## ABOUT THIS EXERCISE
The word to look for is "JSON". Report every line of the entries below that has it.

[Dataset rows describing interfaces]
┌──

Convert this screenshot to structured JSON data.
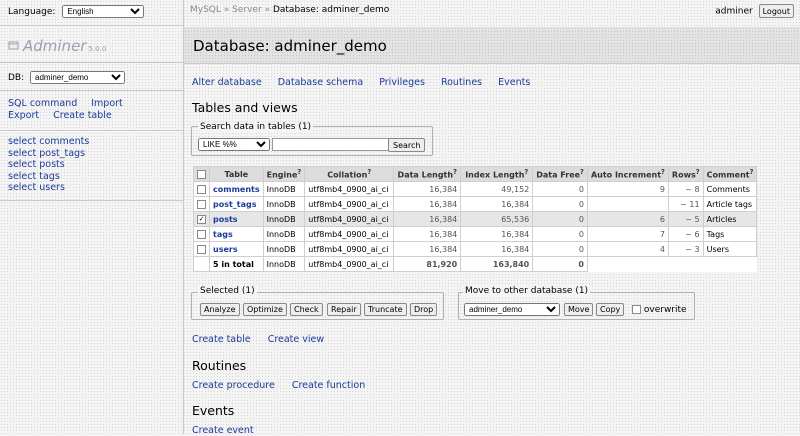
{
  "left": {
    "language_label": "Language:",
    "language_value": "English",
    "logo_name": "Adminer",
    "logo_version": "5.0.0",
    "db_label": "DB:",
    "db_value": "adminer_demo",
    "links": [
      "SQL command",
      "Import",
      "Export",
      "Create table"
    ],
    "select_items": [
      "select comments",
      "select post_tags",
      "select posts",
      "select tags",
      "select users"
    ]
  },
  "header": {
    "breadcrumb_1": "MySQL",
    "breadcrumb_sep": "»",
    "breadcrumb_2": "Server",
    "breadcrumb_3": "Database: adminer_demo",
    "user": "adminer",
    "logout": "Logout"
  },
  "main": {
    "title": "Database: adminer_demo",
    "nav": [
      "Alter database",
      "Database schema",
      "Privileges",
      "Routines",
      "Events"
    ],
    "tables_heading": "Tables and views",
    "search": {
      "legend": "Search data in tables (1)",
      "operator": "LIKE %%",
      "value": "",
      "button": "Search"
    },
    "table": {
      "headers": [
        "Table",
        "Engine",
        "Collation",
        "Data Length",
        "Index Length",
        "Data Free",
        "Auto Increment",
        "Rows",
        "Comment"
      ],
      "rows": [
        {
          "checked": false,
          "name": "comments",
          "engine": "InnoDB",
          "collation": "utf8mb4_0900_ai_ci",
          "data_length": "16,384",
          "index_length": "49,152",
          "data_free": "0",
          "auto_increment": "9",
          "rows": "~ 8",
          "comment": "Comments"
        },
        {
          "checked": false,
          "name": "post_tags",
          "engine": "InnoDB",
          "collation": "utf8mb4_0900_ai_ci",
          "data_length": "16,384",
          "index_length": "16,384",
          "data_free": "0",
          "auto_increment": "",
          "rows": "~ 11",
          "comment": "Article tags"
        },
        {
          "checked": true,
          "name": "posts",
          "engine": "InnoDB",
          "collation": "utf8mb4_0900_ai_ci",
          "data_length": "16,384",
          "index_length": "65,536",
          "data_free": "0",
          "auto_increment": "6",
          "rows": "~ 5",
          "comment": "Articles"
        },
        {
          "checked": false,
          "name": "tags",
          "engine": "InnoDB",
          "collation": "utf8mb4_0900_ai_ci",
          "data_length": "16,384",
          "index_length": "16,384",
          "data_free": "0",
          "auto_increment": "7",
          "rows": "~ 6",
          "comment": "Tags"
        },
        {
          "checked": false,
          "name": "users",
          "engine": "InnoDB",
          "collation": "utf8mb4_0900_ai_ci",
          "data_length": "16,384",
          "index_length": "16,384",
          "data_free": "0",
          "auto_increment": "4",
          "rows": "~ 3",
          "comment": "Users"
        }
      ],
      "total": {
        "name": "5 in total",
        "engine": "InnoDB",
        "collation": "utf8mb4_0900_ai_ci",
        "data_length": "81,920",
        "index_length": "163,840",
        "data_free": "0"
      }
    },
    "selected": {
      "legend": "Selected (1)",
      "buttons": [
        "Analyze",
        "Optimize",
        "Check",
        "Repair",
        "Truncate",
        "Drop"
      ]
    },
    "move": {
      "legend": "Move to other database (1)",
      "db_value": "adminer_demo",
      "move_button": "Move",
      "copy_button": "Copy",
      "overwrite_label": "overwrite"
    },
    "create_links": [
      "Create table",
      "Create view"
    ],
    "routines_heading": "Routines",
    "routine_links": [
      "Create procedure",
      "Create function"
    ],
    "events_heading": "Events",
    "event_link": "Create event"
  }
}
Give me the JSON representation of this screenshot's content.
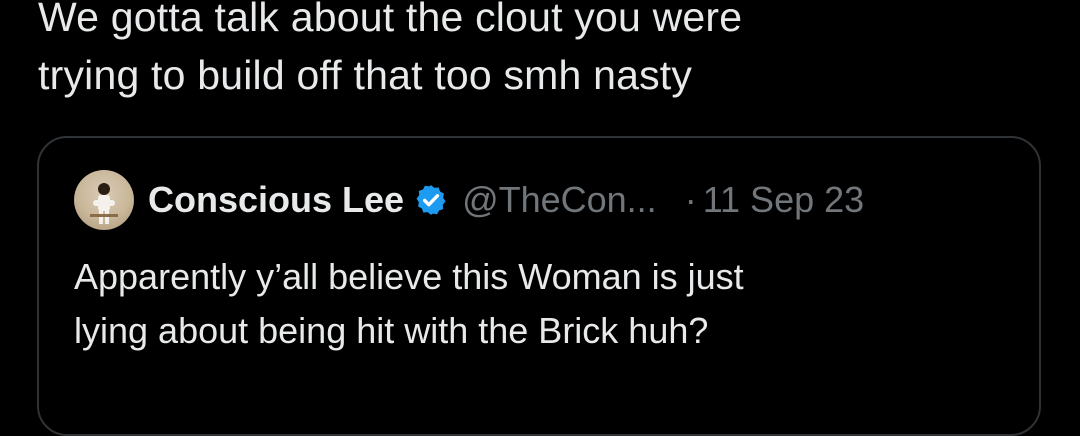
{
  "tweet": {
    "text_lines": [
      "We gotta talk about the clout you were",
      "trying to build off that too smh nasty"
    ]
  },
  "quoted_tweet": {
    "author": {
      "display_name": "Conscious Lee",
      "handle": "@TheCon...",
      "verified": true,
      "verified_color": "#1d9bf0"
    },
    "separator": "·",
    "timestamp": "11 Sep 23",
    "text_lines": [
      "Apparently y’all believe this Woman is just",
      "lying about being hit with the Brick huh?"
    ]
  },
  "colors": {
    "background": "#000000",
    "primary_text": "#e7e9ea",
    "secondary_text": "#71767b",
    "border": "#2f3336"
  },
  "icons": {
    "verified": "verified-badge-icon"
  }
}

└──

## REPLY TO THE TASK
Convert this screenshot to structured JSON data.
Give me the JSON representation of this screenshot's content.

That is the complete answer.